Within the listing below, show every line that contains the word "Activity".

__DATA EXCERPTS__:
++++++++++

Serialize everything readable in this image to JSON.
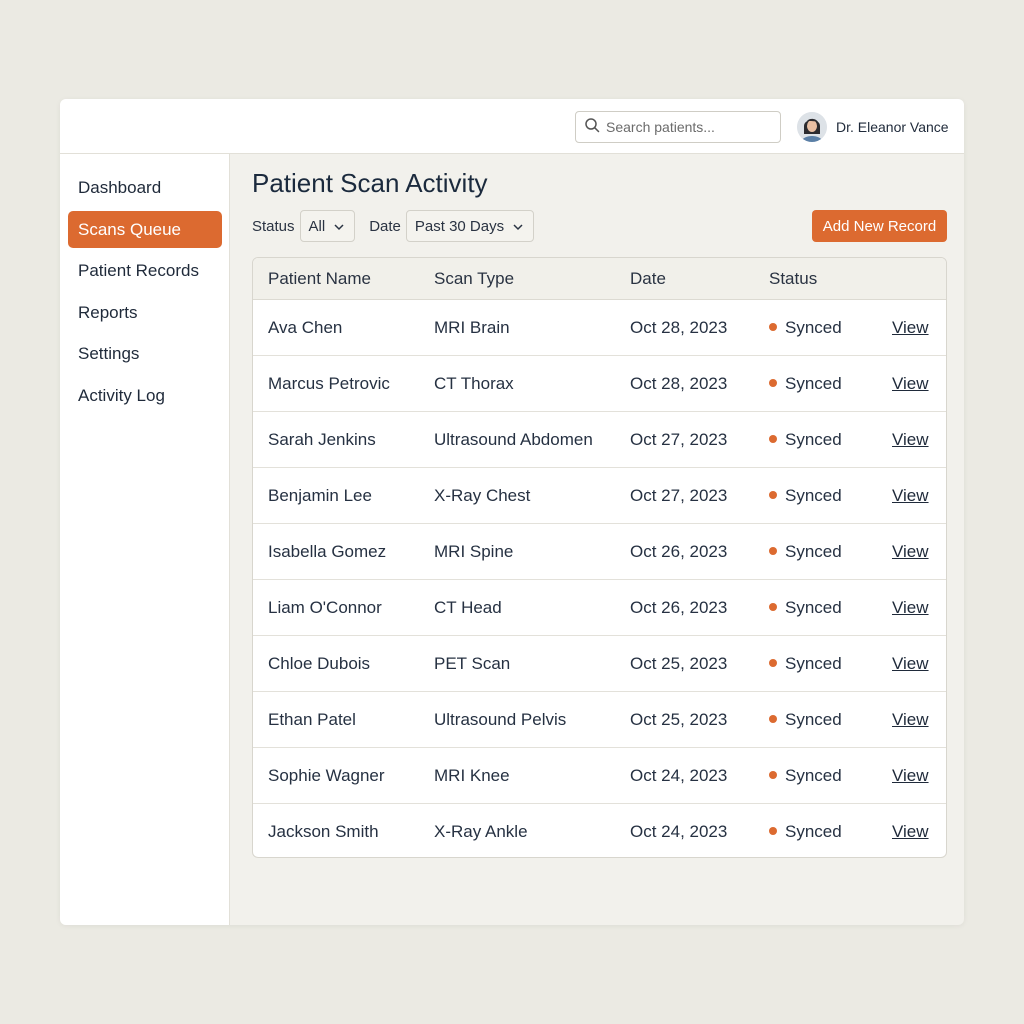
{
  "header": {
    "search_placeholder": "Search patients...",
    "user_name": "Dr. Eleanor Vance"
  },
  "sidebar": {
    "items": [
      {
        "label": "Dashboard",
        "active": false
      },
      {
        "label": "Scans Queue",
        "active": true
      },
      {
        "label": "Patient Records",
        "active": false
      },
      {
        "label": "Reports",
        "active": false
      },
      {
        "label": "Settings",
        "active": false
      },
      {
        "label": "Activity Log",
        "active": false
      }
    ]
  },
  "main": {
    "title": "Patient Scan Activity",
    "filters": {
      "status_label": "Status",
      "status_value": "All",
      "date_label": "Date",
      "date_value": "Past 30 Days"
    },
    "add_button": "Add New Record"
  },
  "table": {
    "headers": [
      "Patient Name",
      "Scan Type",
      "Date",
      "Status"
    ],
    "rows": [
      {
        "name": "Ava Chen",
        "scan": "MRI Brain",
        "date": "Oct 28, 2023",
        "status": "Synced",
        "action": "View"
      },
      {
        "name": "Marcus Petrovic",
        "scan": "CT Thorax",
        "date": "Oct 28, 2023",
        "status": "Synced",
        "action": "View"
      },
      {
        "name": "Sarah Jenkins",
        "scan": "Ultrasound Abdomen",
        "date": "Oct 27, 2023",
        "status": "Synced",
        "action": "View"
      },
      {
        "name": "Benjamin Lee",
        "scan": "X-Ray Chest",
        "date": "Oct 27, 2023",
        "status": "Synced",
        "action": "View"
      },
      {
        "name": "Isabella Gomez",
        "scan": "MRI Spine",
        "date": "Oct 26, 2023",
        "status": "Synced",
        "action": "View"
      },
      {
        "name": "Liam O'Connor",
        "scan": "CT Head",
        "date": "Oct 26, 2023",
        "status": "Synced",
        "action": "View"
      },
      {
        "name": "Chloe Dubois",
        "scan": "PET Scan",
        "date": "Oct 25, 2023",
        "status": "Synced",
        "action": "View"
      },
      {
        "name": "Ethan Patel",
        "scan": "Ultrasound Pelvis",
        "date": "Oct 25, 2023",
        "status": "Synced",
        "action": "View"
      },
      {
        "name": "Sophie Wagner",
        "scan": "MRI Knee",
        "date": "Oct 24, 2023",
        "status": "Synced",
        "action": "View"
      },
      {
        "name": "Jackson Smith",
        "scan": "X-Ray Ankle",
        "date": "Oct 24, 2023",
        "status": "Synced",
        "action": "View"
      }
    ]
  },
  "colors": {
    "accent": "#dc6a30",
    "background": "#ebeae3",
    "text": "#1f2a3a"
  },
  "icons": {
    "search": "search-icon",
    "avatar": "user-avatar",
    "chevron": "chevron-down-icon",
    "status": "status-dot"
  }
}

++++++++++

__RESPONSE AREA__:
        "label": "Activity Log",
    "title": "Patient Scan Activity",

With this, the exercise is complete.